On his penultimate trip to the Arctic highland, Henson fathered a son with an Inughuit woman, Akatingwah; the boy was born in 1906 and named Anaukaq. Peary, a married man with children back home, also had a relationship with an Inughuit woman and they had two boys. The explorers likely saw their children when they returned triumphant from the pole, but it was for the last time.

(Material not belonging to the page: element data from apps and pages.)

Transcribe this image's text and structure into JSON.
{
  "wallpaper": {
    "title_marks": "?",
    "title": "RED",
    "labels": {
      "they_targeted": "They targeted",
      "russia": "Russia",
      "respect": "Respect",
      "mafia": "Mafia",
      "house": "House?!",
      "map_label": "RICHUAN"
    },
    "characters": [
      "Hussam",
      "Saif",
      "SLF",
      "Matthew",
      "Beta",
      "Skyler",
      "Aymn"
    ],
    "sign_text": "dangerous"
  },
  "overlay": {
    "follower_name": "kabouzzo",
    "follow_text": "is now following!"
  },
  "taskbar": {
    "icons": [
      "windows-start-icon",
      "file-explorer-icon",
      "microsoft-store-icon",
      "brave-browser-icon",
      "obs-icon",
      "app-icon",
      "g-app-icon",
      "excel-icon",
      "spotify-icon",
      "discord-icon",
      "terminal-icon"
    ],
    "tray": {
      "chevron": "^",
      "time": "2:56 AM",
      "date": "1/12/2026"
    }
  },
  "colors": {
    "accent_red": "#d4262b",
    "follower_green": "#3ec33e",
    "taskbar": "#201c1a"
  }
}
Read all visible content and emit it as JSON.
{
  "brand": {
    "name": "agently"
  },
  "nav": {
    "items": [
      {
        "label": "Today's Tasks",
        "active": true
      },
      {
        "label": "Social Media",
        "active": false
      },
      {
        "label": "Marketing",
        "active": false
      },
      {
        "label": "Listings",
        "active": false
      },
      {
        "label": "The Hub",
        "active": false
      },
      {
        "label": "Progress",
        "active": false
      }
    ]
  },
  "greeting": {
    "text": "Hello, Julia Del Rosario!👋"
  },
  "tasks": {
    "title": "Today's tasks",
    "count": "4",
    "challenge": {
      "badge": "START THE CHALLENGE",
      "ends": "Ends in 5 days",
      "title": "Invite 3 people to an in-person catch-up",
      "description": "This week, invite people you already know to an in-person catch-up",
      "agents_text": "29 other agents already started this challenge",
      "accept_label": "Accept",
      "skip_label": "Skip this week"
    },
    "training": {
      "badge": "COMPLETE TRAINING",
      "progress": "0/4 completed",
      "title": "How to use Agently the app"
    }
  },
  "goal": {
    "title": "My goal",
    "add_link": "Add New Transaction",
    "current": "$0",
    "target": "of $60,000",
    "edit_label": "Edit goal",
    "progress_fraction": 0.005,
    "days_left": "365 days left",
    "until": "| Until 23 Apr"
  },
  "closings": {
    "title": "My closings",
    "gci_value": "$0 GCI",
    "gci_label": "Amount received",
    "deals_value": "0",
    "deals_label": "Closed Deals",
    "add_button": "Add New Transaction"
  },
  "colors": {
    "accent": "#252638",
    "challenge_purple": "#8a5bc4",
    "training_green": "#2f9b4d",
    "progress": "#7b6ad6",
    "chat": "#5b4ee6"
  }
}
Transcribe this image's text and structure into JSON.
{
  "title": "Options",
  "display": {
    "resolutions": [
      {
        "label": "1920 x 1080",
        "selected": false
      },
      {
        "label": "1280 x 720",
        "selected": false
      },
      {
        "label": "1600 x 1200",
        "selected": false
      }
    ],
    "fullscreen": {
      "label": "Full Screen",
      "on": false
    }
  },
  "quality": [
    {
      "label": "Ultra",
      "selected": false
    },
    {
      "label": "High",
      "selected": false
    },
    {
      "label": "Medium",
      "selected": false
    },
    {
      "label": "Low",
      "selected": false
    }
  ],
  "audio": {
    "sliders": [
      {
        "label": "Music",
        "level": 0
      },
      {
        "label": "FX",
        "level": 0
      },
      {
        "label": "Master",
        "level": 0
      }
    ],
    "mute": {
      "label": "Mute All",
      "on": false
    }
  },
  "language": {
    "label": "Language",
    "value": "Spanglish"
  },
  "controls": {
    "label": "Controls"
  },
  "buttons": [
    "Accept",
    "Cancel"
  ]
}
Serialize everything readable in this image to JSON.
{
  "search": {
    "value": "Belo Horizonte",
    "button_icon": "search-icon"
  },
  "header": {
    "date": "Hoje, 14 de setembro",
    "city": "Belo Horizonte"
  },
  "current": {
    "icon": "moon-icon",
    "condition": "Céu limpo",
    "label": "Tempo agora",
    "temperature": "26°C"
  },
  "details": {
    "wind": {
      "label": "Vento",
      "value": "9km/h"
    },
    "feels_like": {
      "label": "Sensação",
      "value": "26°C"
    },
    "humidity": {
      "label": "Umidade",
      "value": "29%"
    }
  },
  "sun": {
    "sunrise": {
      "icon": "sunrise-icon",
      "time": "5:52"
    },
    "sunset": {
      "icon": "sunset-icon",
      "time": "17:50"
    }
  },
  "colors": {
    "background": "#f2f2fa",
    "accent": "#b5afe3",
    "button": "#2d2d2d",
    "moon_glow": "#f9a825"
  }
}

When Harvard professor S. Allen Counter tracked down Henson’s descendants in Greenland in 1986, he found a lineage of people proud of their links to the historic achievement. Anaukaq, then an octogenarian, told Counter he grew up hearing stories about his father, who was welcomed by the tribe. Counter also located Peary’s son Kali, who, in contrast, reported that his family had been poorly treated by the tribe because of his mother’s dalliance with the less popular explorer. Counter brought the men and some of their family members to the United States to meet their American relatives, and also led the charge to get Henson the recognition he deserved, including having his remains reinterred in Arlington National Cemetery—alongside Peary’s and those of other American heroes—on the 79th anniversary of the discovery of the pole in 1988.
Stories of Maripaluk continue to be passed down, inspiring new generations of Hensons to keep his memory alive. In 2009, Maripaluk’s great-granddaughter Aviaq Henson worked with POST Greenland to commemorate the 100th anniversary of the Arctic achievement with a stamp. The first-day cover includes an image of a smiling Akatingwah with little Anaukaq strapped to her back—a reminder of the legends and legacy Henson left behind.